Extracted entries:
====================

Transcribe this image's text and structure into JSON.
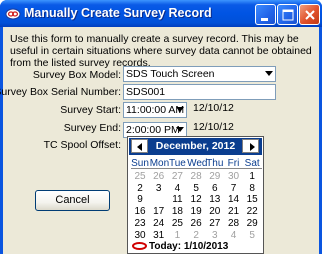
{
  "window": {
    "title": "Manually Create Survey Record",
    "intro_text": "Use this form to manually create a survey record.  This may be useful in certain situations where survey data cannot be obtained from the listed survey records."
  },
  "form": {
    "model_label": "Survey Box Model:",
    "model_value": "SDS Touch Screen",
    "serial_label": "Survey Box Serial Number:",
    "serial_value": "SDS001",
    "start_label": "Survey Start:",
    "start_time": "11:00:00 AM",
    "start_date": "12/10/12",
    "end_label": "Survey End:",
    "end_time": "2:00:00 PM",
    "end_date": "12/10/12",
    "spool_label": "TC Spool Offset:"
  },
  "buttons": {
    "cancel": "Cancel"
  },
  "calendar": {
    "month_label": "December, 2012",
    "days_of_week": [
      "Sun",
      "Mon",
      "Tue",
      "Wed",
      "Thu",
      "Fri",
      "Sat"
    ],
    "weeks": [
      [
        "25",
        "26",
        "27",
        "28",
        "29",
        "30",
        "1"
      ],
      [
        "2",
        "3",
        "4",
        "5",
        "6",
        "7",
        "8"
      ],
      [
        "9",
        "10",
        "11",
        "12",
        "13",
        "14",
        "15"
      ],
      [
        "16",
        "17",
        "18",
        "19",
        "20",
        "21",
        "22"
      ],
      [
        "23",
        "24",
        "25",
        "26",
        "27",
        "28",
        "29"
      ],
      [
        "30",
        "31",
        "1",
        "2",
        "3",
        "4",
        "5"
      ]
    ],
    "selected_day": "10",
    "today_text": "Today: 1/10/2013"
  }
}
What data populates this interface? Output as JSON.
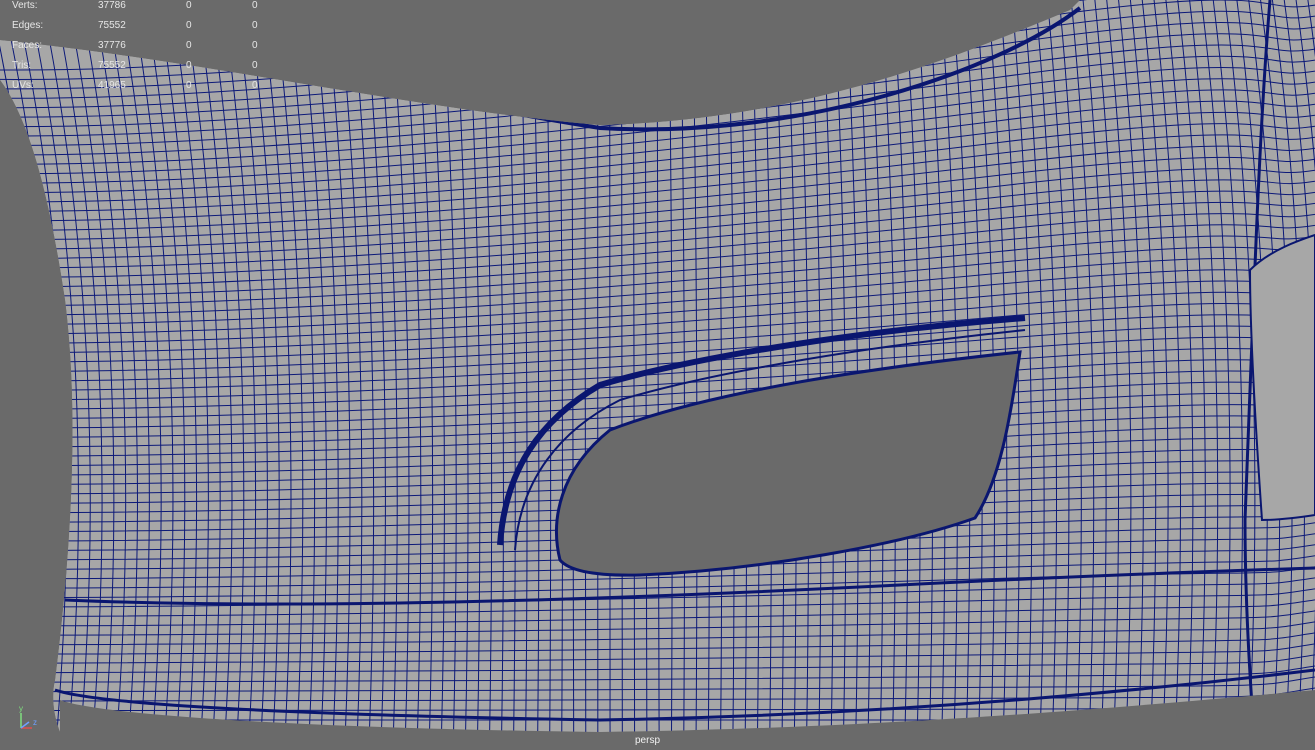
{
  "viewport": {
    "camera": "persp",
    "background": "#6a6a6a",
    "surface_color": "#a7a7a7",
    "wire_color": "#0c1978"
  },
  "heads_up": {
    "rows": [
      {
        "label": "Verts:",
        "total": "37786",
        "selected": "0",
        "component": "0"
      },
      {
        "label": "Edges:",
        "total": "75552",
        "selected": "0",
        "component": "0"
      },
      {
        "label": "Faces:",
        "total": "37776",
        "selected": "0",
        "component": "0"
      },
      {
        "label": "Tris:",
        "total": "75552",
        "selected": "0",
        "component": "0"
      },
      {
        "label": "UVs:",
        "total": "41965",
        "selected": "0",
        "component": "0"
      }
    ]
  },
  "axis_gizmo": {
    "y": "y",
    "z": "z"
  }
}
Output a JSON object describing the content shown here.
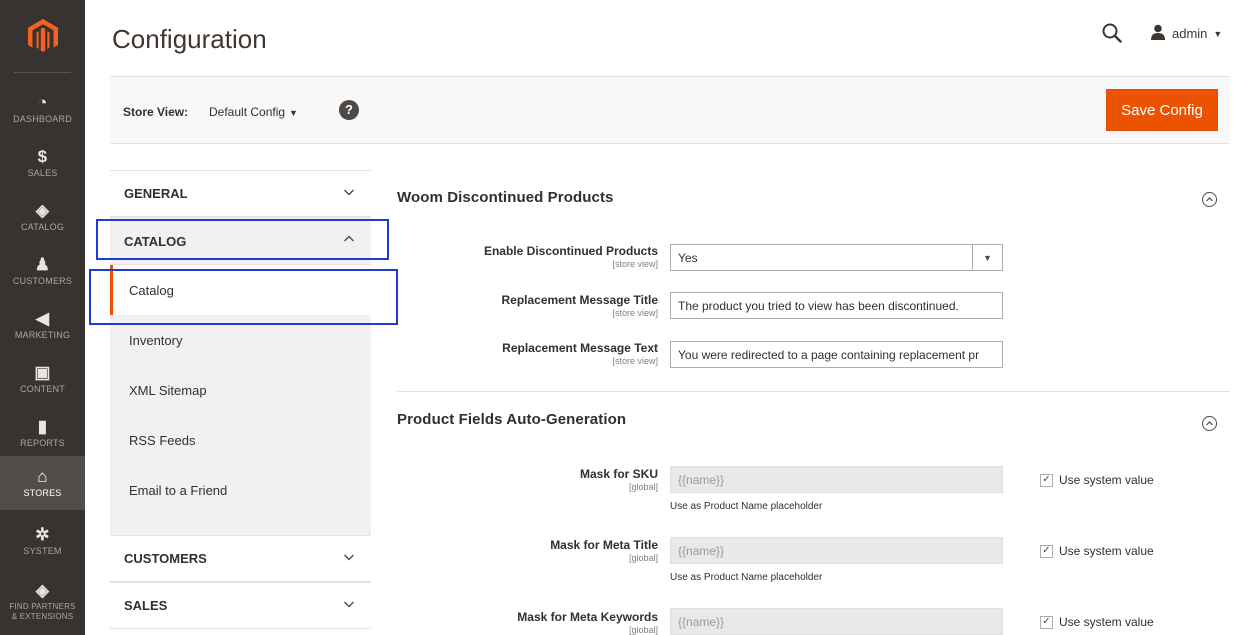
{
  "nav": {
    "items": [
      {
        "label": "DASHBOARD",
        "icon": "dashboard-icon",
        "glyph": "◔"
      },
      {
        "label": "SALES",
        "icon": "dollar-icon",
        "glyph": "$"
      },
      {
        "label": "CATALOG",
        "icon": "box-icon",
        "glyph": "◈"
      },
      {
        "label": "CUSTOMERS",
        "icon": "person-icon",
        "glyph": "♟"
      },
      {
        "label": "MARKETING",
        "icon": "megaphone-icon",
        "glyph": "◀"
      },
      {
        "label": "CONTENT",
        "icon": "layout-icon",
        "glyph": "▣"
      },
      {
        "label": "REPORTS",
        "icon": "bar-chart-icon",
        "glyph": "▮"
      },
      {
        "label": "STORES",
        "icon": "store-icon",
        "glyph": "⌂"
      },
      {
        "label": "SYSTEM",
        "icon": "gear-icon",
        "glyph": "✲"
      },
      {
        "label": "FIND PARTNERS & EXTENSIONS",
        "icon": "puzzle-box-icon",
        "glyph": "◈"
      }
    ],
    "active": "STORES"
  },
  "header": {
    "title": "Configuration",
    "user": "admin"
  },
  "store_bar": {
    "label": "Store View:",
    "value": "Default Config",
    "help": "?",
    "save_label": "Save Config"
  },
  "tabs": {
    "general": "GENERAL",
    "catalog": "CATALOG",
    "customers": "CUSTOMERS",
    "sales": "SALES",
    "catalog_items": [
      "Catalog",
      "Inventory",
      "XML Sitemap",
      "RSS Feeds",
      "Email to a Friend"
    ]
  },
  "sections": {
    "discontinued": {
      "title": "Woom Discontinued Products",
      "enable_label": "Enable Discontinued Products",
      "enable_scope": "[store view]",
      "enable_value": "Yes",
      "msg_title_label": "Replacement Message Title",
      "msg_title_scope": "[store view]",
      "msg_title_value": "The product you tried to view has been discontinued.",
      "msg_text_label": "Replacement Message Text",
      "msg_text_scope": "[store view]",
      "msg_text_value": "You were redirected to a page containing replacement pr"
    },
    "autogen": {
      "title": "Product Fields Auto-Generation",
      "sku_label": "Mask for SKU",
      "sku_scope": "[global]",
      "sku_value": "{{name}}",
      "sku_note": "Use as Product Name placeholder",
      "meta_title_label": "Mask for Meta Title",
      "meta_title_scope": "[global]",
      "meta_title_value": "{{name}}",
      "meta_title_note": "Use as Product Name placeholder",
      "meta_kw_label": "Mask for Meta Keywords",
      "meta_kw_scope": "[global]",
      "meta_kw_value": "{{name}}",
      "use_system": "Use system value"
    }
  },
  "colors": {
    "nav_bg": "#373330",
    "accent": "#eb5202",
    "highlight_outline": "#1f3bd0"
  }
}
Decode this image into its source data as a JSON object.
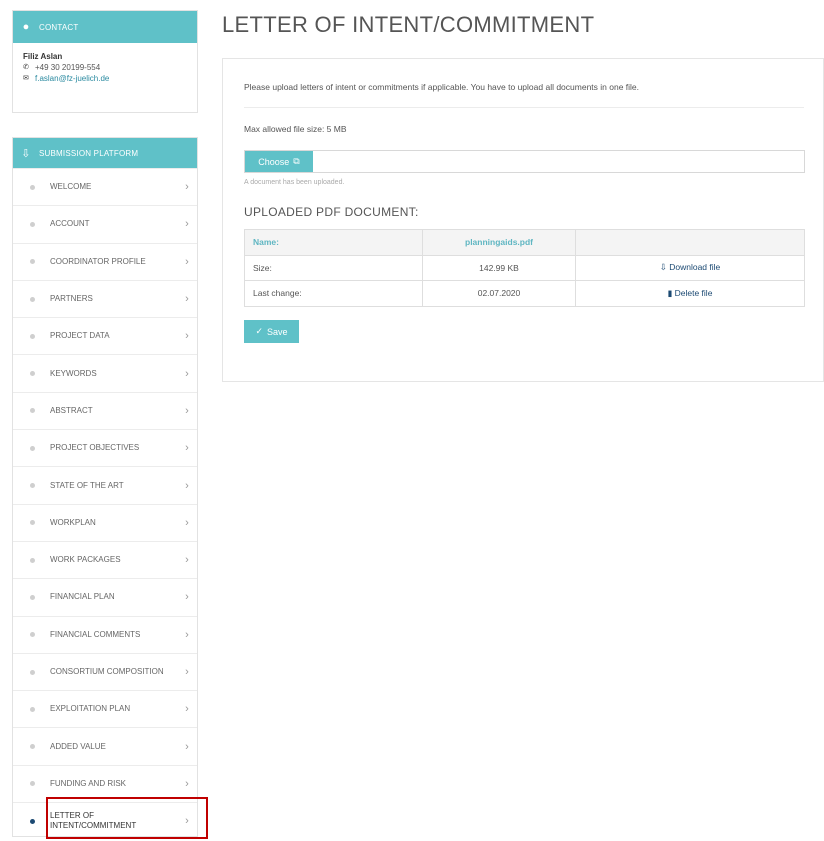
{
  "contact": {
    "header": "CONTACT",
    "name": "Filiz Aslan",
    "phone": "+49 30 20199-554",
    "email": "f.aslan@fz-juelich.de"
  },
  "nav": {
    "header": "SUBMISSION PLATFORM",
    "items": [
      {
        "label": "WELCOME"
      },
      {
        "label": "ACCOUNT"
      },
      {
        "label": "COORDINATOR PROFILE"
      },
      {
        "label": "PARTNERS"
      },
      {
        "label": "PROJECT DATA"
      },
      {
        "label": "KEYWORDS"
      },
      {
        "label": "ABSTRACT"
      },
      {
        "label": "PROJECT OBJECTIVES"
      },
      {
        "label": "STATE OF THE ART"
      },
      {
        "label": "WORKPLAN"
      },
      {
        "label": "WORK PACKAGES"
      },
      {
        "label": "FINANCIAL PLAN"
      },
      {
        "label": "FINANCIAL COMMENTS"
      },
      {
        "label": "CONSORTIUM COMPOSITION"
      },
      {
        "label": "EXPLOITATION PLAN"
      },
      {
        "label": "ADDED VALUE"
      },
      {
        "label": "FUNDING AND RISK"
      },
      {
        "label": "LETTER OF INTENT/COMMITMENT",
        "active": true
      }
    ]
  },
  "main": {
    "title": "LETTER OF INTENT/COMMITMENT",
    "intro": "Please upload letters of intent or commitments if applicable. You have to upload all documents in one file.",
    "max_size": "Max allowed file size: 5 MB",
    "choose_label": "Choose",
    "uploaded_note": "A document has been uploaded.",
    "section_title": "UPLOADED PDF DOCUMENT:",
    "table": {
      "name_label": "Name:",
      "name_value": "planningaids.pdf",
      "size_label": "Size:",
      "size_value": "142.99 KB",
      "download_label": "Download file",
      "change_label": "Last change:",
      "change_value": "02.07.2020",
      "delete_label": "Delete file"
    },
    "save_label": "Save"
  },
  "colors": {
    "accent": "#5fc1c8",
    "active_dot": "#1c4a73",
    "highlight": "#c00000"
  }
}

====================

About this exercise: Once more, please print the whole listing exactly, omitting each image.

Solution:
Transcribe this image's text and structure into JSON.
{
  "window": {
    "title": "Manually Create Survey Record",
    "intro_text": "Use this form to manually create a survey record.  This may be useful in certain situations where survey data cannot be obtained from the listed survey records."
  },
  "form": {
    "model_label": "Survey Box Model:",
    "model_value": "SDS Touch Screen",
    "serial_label": "Survey Box Serial Number:",
    "serial_value": "SDS001",
    "start_label": "Survey Start:",
    "start_time": "11:00:00 AM",
    "start_date": "12/10/12",
    "end_label": "Survey End:",
    "end_time": "2:00:00 PM",
    "end_date": "12/10/12",
    "spool_label": "TC Spool Offset:"
  },
  "buttons": {
    "cancel": "Cancel"
  },
  "calendar": {
    "month_label": "December, 2012",
    "days_of_week": [
      "Sun",
      "Mon",
      "Tue",
      "Wed",
      "Thu",
      "Fri",
      "Sat"
    ],
    "weeks": [
      [
        "25",
        "26",
        "27",
        "28",
        "29",
        "30",
        "1"
      ],
      [
        "2",
        "3",
        "4",
        "5",
        "6",
        "7",
        "8"
      ],
      [
        "9",
        "10",
        "11",
        "12",
        "13",
        "14",
        "15"
      ],
      [
        "16",
        "17",
        "18",
        "19",
        "20",
        "21",
        "22"
      ],
      [
        "23",
        "24",
        "25",
        "26",
        "27",
        "28",
        "29"
      ],
      [
        "30",
        "31",
        "1",
        "2",
        "3",
        "4",
        "5"
      ]
    ],
    "selected_day": "10",
    "today_text": "Today: 1/10/2013"
  }
}
What data populates this interface? Output as JSON.
{
  "viewport": {
    "camera": "persp",
    "background": "#6a6a6a",
    "surface_color": "#a7a7a7",
    "wire_color": "#0c1978"
  },
  "heads_up": {
    "rows": [
      {
        "label": "Verts:",
        "total": "37786",
        "selected": "0",
        "component": "0"
      },
      {
        "label": "Edges:",
        "total": "75552",
        "selected": "0",
        "component": "0"
      },
      {
        "label": "Faces:",
        "total": "37776",
        "selected": "0",
        "component": "0"
      },
      {
        "label": "Tris:",
        "total": "75552",
        "selected": "0",
        "component": "0"
      },
      {
        "label": "UVs:",
        "total": "41965",
        "selected": "0",
        "component": "0"
      }
    ]
  },
  "axis_gizmo": {
    "y": "y",
    "z": "z"
  }
}
Output a JSON object describing the content shown here.
{
  "nav": {
    "items": [
      {
        "label": "DASHBOARD",
        "icon": "dashboard-icon",
        "glyph": "◔"
      },
      {
        "label": "SALES",
        "icon": "dollar-icon",
        "glyph": "$"
      },
      {
        "label": "CATALOG",
        "icon": "box-icon",
        "glyph": "◈"
      },
      {
        "label": "CUSTOMERS",
        "icon": "person-icon",
        "glyph": "♟"
      },
      {
        "label": "MARKETING",
        "icon": "megaphone-icon",
        "glyph": "◀"
      },
      {
        "label": "CONTENT",
        "icon": "layout-icon",
        "glyph": "▣"
      },
      {
        "label": "REPORTS",
        "icon": "bar-chart-icon",
        "glyph": "▮"
      },
      {
        "label": "STORES",
        "icon": "store-icon",
        "glyph": "⌂"
      },
      {
        "label": "SYSTEM",
        "icon": "gear-icon",
        "glyph": "✲"
      },
      {
        "label": "FIND PARTNERS & EXTENSIONS",
        "icon": "puzzle-box-icon",
        "glyph": "◈"
      }
    ],
    "active": "STORES"
  },
  "header": {
    "title": "Configuration",
    "user": "admin"
  },
  "store_bar": {
    "label": "Store View:",
    "value": "Default Config",
    "help": "?",
    "save_label": "Save Config"
  },
  "tabs": {
    "general": "GENERAL",
    "catalog": "CATALOG",
    "customers": "CUSTOMERS",
    "sales": "SALES",
    "catalog_items": [
      "Catalog",
      "Inventory",
      "XML Sitemap",
      "RSS Feeds",
      "Email to a Friend"
    ]
  },
  "sections": {
    "discontinued": {
      "title": "Woom Discontinued Products",
      "enable_label": "Enable Discontinued Products",
      "enable_scope": "[store view]",
      "enable_value": "Yes",
      "msg_title_label": "Replacement Message Title",
      "msg_title_scope": "[store view]",
      "msg_title_value": "The product you tried to view has been discontinued.",
      "msg_text_label": "Replacement Message Text",
      "msg_text_scope": "[store view]",
      "msg_text_value": "You were redirected to a page containing replacement pr"
    },
    "autogen": {
      "title": "Product Fields Auto-Generation",
      "sku_label": "Mask for SKU",
      "sku_scope": "[global]",
      "sku_value": "{{name}}",
      "sku_note": "Use as Product Name placeholder",
      "meta_title_label": "Mask for Meta Title",
      "meta_title_scope": "[global]",
      "meta_title_value": "{{name}}",
      "meta_title_note": "Use as Product Name placeholder",
      "meta_kw_label": "Mask for Meta Keywords",
      "meta_kw_scope": "[global]",
      "meta_kw_value": "{{name}}",
      "use_system": "Use system value"
    }
  },
  "colors": {
    "nav_bg": "#373330",
    "accent": "#eb5202",
    "highlight_outline": "#1f3bd0"
  }
}
Decode this image into its source data as a JSON object.
{
  "contact": {
    "header": "CONTACT",
    "name": "Filiz Aslan",
    "phone": "+49 30 20199-554",
    "email": "f.aslan@fz-juelich.de"
  },
  "nav": {
    "header": "SUBMISSION PLATFORM",
    "items": [
      {
        "label": "WELCOME"
      },
      {
        "label": "ACCOUNT"
      },
      {
        "label": "COORDINATOR PROFILE"
      },
      {
        "label": "PARTNERS"
      },
      {
        "label": "PROJECT DATA"
      },
      {
        "label": "KEYWORDS"
      },
      {
        "label": "ABSTRACT"
      },
      {
        "label": "PROJECT OBJECTIVES"
      },
      {
        "label": "STATE OF THE ART"
      },
      {
        "label": "WORKPLAN"
      },
      {
        "label": "WORK PACKAGES"
      },
      {
        "label": "FINANCIAL PLAN"
      },
      {
        "label": "FINANCIAL COMMENTS"
      },
      {
        "label": "CONSORTIUM COMPOSITION"
      },
      {
        "label": "EXPLOITATION PLAN"
      },
      {
        "label": "ADDED VALUE"
      },
      {
        "label": "FUNDING AND RISK"
      },
      {
        "label": "LETTER OF INTENT/COMMITMENT",
        "active": true
      }
    ]
  },
  "main": {
    "title": "LETTER OF INTENT/COMMITMENT",
    "intro": "Please upload letters of intent or commitments if applicable. You have to upload all documents in one file.",
    "max_size": "Max allowed file size: 5 MB",
    "choose_label": "Choose",
    "uploaded_note": "A document has been uploaded.",
    "section_title": "UPLOADED PDF DOCUMENT:",
    "table": {
      "name_label": "Name:",
      "name_value": "planningaids.pdf",
      "size_label": "Size:",
      "size_value": "142.99 KB",
      "download_label": "Download file",
      "change_label": "Last change:",
      "change_value": "02.07.2020",
      "delete_label": "Delete file"
    },
    "save_label": "Save"
  },
  "colors": {
    "accent": "#5fc1c8",
    "active_dot": "#1c4a73",
    "highlight": "#c00000"
  }
}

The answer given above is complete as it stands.